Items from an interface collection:

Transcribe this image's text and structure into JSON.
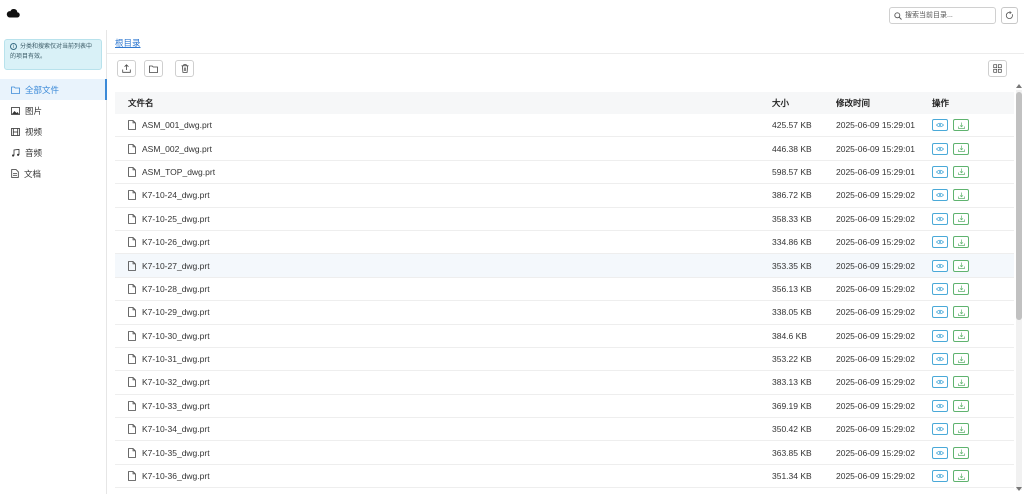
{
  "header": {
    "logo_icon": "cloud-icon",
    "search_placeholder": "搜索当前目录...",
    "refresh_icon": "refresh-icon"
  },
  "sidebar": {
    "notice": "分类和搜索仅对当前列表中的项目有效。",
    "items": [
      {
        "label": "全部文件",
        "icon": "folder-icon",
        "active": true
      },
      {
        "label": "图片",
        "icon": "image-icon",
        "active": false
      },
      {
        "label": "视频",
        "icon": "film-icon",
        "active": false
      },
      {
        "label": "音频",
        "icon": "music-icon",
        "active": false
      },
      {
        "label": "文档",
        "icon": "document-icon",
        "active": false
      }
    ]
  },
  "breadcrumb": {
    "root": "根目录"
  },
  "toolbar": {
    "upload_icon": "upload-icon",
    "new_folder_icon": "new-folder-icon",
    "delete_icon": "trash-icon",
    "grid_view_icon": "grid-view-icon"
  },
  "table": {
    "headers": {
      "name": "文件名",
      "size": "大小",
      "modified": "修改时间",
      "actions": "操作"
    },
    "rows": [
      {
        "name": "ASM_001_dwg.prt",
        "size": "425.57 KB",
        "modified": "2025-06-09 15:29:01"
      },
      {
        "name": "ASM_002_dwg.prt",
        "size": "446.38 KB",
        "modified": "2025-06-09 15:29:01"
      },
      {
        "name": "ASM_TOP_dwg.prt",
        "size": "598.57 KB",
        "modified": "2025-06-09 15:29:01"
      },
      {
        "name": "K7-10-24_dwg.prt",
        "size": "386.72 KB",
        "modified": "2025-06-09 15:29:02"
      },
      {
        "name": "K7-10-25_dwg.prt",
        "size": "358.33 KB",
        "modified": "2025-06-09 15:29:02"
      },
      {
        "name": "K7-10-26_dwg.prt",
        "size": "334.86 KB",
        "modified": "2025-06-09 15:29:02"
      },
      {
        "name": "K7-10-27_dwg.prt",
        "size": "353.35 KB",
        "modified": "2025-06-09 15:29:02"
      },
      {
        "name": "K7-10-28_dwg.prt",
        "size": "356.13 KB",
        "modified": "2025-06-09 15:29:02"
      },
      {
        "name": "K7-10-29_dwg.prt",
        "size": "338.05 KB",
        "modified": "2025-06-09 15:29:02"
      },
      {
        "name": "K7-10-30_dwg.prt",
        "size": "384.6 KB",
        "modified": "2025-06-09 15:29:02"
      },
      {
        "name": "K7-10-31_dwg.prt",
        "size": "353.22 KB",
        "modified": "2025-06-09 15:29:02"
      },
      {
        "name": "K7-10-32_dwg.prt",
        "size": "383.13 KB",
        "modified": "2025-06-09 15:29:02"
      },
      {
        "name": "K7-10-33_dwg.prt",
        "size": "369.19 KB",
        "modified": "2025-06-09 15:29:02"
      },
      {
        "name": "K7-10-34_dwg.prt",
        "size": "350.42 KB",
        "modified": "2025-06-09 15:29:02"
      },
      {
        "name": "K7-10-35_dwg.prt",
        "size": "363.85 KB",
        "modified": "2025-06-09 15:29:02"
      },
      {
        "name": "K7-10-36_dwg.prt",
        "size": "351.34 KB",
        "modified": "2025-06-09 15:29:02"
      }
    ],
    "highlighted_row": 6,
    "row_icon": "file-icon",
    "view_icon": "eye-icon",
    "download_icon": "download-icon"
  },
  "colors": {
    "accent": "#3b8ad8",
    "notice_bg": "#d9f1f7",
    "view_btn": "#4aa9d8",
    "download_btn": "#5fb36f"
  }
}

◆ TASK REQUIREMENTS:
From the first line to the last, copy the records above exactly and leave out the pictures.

◆ RESPONSE BOX:
Transcribe this image's text and structure into JSON.
{
  "header": {
    "logo_icon": "cloud-icon",
    "search_placeholder": "搜索当前目录...",
    "refresh_icon": "refresh-icon"
  },
  "sidebar": {
    "notice": "分类和搜索仅对当前列表中的项目有效。",
    "items": [
      {
        "label": "全部文件",
        "icon": "folder-icon",
        "active": true
      },
      {
        "label": "图片",
        "icon": "image-icon",
        "active": false
      },
      {
        "label": "视频",
        "icon": "film-icon",
        "active": false
      },
      {
        "label": "音频",
        "icon": "music-icon",
        "active": false
      },
      {
        "label": "文档",
        "icon": "document-icon",
        "active": false
      }
    ]
  },
  "breadcrumb": {
    "root": "根目录"
  },
  "toolbar": {
    "upload_icon": "upload-icon",
    "new_folder_icon": "new-folder-icon",
    "delete_icon": "trash-icon",
    "grid_view_icon": "grid-view-icon"
  },
  "table": {
    "headers": {
      "name": "文件名",
      "size": "大小",
      "modified": "修改时间",
      "actions": "操作"
    },
    "rows": [
      {
        "name": "ASM_001_dwg.prt",
        "size": "425.57 KB",
        "modified": "2025-06-09 15:29:01"
      },
      {
        "name": "ASM_002_dwg.prt",
        "size": "446.38 KB",
        "modified": "2025-06-09 15:29:01"
      },
      {
        "name": "ASM_TOP_dwg.prt",
        "size": "598.57 KB",
        "modified": "2025-06-09 15:29:01"
      },
      {
        "name": "K7-10-24_dwg.prt",
        "size": "386.72 KB",
        "modified": "2025-06-09 15:29:02"
      },
      {
        "name": "K7-10-25_dwg.prt",
        "size": "358.33 KB",
        "modified": "2025-06-09 15:29:02"
      },
      {
        "name": "K7-10-26_dwg.prt",
        "size": "334.86 KB",
        "modified": "2025-06-09 15:29:02"
      },
      {
        "name": "K7-10-27_dwg.prt",
        "size": "353.35 KB",
        "modified": "2025-06-09 15:29:02"
      },
      {
        "name": "K7-10-28_dwg.prt",
        "size": "356.13 KB",
        "modified": "2025-06-09 15:29:02"
      },
      {
        "name": "K7-10-29_dwg.prt",
        "size": "338.05 KB",
        "modified": "2025-06-09 15:29:02"
      },
      {
        "name": "K7-10-30_dwg.prt",
        "size": "384.6 KB",
        "modified": "2025-06-09 15:29:02"
      },
      {
        "name": "K7-10-31_dwg.prt",
        "size": "353.22 KB",
        "modified": "2025-06-09 15:29:02"
      },
      {
        "name": "K7-10-32_dwg.prt",
        "size": "383.13 KB",
        "modified": "2025-06-09 15:29:02"
      },
      {
        "name": "K7-10-33_dwg.prt",
        "size": "369.19 KB",
        "modified": "2025-06-09 15:29:02"
      },
      {
        "name": "K7-10-34_dwg.prt",
        "size": "350.42 KB",
        "modified": "2025-06-09 15:29:02"
      },
      {
        "name": "K7-10-35_dwg.prt",
        "size": "363.85 KB",
        "modified": "2025-06-09 15:29:02"
      },
      {
        "name": "K7-10-36_dwg.prt",
        "size": "351.34 KB",
        "modified": "2025-06-09 15:29:02"
      }
    ],
    "highlighted_row": 6,
    "row_icon": "file-icon",
    "view_icon": "eye-icon",
    "download_icon": "download-icon"
  },
  "colors": {
    "accent": "#3b8ad8",
    "notice_bg": "#d9f1f7",
    "view_btn": "#4aa9d8",
    "download_btn": "#5fb36f"
  }
}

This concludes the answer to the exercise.